As Le Devoir pointed out, although Ottawa never enjoyed it, provinces that wish to do so don’t need its “permission” to extend their own jurisdictions into their respective foreign policies. Quebec certainly has been doing it for decades and it even has a name: the Gérin-Lajoie doctrine, named after one of Jean Lesage’s most prominent ministers.

Quebec has general delegations all over the world. It takes part in Canadian foreign-trade missions, but it also organizes its own. The next one will be in China. In fact, when Cannon said his government would “allow” Quebec to negotiate a work-force mobility deal with France, Premier Jean Charest’s office replied that no such blessing is required. Ottawa hasn’t had a word to say about this, nor was it asked for one, since Charest starting working on the idea.

Maybe the prime minister would be wiser to forget about what constitutes “real” Quebec nationalism. A better idea would be to focus instead on informing himself and his ministers as to how “real” foreign relations work at the provincial level.

The Gazette (Montreal) 2008

Robert Gibbs said...

Geeze, where have we seen this same sort of story before?

Oh ya, with Harper's and Flaherty's 'tax leakage' claims & calculations.

Expert Report Questions Tory Greenhouse-Gas Claims & Calculations

The Canadian Press

August 1, 2008 (EDIT)

OTTAWA — The Harper Conservative government is likely overstating how much its climate-change plan will lower greenhouse gases, says a federal advisory panel.

Flaws in government calculations skew projections around the Tories' policies, the National Roundtable on the Environment and the Economy says in a report to be released Saturday.

"Problems persist with how individual policy measures are calculated and with their projected emission reductions," the report says.

"Individual policy measures continue to be presented without these sources of overestimation adequately being taken into account."

"We thought it was on the [very] optimistic side in terms of how much reductions would actually happen."

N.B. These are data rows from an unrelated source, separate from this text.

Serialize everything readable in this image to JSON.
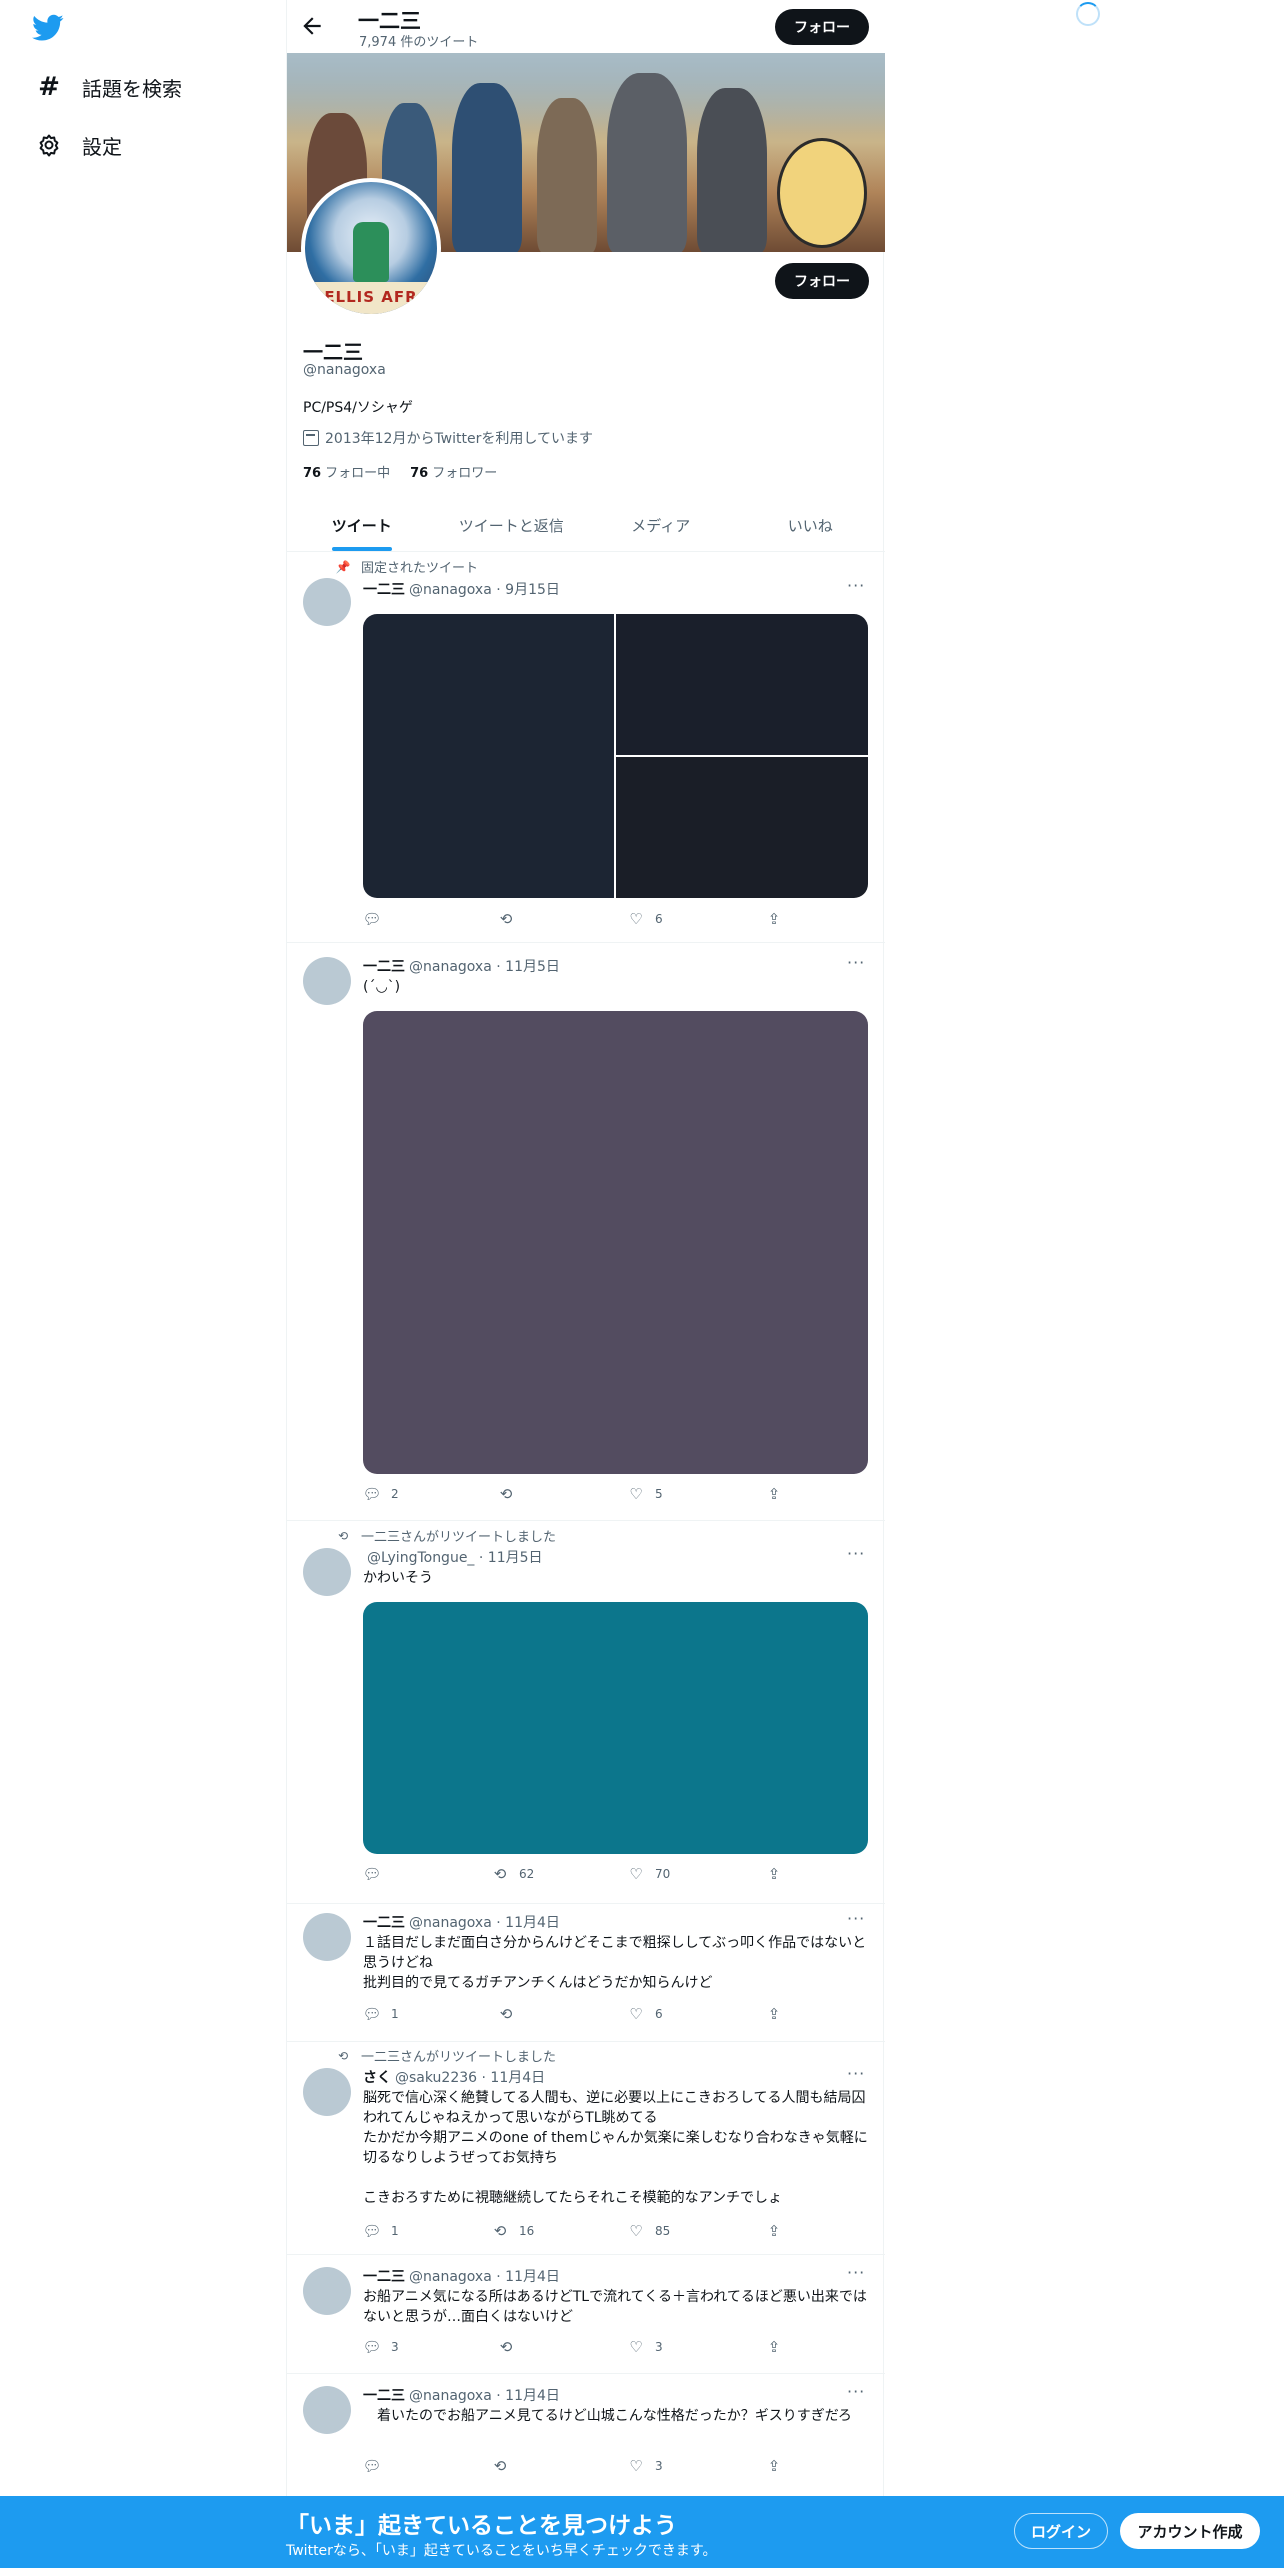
{
  "nav": {
    "items": [
      {
        "label": "話題を検索",
        "icon": "hashtag-icon"
      },
      {
        "label": "設定",
        "icon": "gear-icon"
      }
    ]
  },
  "header": {
    "title": "一二三",
    "subtitle": "7,974 件のツイート",
    "follow_label": "フォロー"
  },
  "profile": {
    "name": "一二三",
    "handle": "@nanagoxa",
    "bio": "PC/PS4/ソシャゲ",
    "joined": "2013年12月からTwitterを利用しています",
    "following_count": "76",
    "following_label": "フォロー中",
    "followers_count": "76",
    "followers_label": "フォロワー",
    "avatar_band_text": "ELLIS AFR",
    "follow_label": "フォロー"
  },
  "tabs": [
    "ツイート",
    "ツイートと返信",
    "メディア",
    "いいね"
  ],
  "tweets": [
    {
      "context": "固定されたツイート",
      "name": "一二三",
      "handle": "@nanagoxa",
      "date": "9月15日",
      "text": "",
      "reply": "",
      "retweet": "",
      "like": "6"
    },
    {
      "context": "",
      "name": "一二三",
      "handle": "@nanagoxa",
      "date": "11月5日",
      "text": "(´◡`)",
      "reply": "2",
      "retweet": "",
      "like": "5"
    },
    {
      "context": "一二三さんがリツイートしました",
      "name": "",
      "handle": "@LyingTongue_",
      "date": "11月5日",
      "text": "かわいそう",
      "reply": "",
      "retweet": "62",
      "like": "70"
    },
    {
      "context": "",
      "name": "一二三",
      "handle": "@nanagoxa",
      "date": "11月4日",
      "text": "１話目だしまだ面白さ分からんけどそこまで粗探ししてぶっ叩く作品ではないと思うけどね\n批判目的で見てるガチアンチくんはどうだか知らんけど",
      "reply": "1",
      "retweet": "",
      "like": "6"
    },
    {
      "context": "一二三さんがリツイートしました",
      "name": "さく",
      "handle": "@saku2236",
      "date": "11月4日",
      "text": "脳死で信心深く絶賛してる人間も、逆に必要以上にこきおろしてる人間も結局囚われてんじゃねえかって思いながらTL眺めてる\nたかだか今期アニメのone of themじゃんか気楽に楽しむなり合わなきゃ気軽に切るなりしようぜってお気持ち\n\nこきおろすために視聴継続してたらそれこそ模範的なアンチでしょ",
      "reply": "1",
      "retweet": "16",
      "like": "85"
    },
    {
      "context": "",
      "name": "一二三",
      "handle": "@nanagoxa",
      "date": "11月4日",
      "text": "お船アニメ気になる所はあるけどTLで流れてくる＋言われてるほど悪い出来ではないと思うが…面白くはないけど",
      "reply": "3",
      "retweet": "",
      "like": "3"
    },
    {
      "context": "",
      "name": "一二三",
      "handle": "@nanagoxa",
      "date": "11月4日",
      "text": "　着いたのでお船アニメ見てるけど山城こんな性格だったか？ギスりすぎだろ",
      "reply": "",
      "retweet": "",
      "like": "3"
    }
  ],
  "bottom": {
    "title": "「いま」起きていることを見つけよう",
    "subtitle": "Twitterなら、「いま」起きていることをいち早くチェックできます。",
    "login": "ログイン",
    "signup": "アカウント作成"
  },
  "colors": {
    "accent": "#1d9bf0",
    "media1": "#1c2533",
    "media2": "#534c60",
    "media3": "#0c768c"
  }
}
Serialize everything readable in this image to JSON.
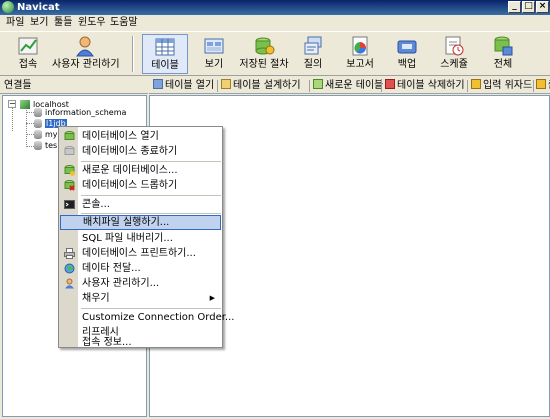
{
  "window": {
    "title": "Navicat"
  },
  "window_buttons": {
    "minimize": "_",
    "maximize": "□",
    "close": "×"
  },
  "menubar": [
    "파일",
    "보기",
    "툴들",
    "윈도우",
    "도움말"
  ],
  "toolbar": {
    "connect": "접속",
    "user_manage": "사용자 관리하기",
    "table": "테이블",
    "view": "보기",
    "stored_proc": "저장된 절차",
    "query": "질의",
    "report": "보고서",
    "backup": "백업",
    "schedule": "스케쥴",
    "all": "전체"
  },
  "leftpane": {
    "header": "연결들"
  },
  "tree": {
    "host": "localhost",
    "items": [
      "information_schema",
      "l1jdb",
      "mys",
      "tes"
    ]
  },
  "objbar": {
    "open_table": "테이블 열기",
    "design_table": "테이블 설계하기",
    "new_table": "새로운 테이블",
    "delete_table": "테이블 삭제하기",
    "import_wizard": "입력 위자드",
    "more": "출"
  },
  "context_menu": {
    "open_db": "데이터베이스 열기",
    "close_db": "데이터베이스 종료하기",
    "new_db": "새로운 데이터베이스...",
    "drop_db": "데이터베이스 드롭하기",
    "console": "콘솔...",
    "run_batch": "배치파일 실행하기...",
    "dump_sql": "SQL 파일 내버리기...",
    "print_db": "데이터베이스 프린트하기...",
    "data_transfer": "데이타 전달...",
    "manage_users": "사용자 관리하기...",
    "fill": "채우기",
    "customize_order": "Customize Connection Order...",
    "refresh": "리프레시",
    "conn_info": "접속 정보..."
  },
  "colors": {
    "selection": "#316ac5",
    "menu_highlight": "#c1d2ee",
    "titlebar": "#0a246a"
  }
}
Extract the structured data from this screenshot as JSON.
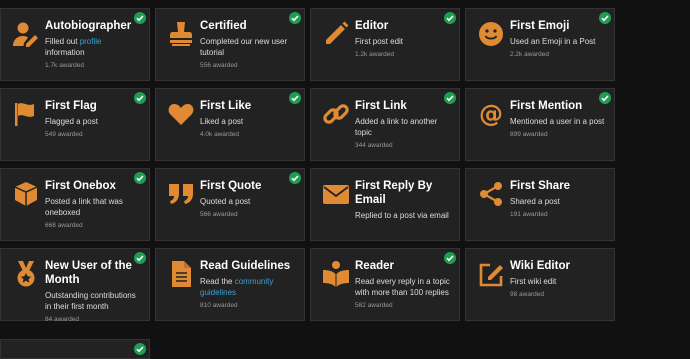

Many experts have criticized Harper's plan as nothing more than 'window-dressing' that will result in little-to-no reductions in greenhouse gases.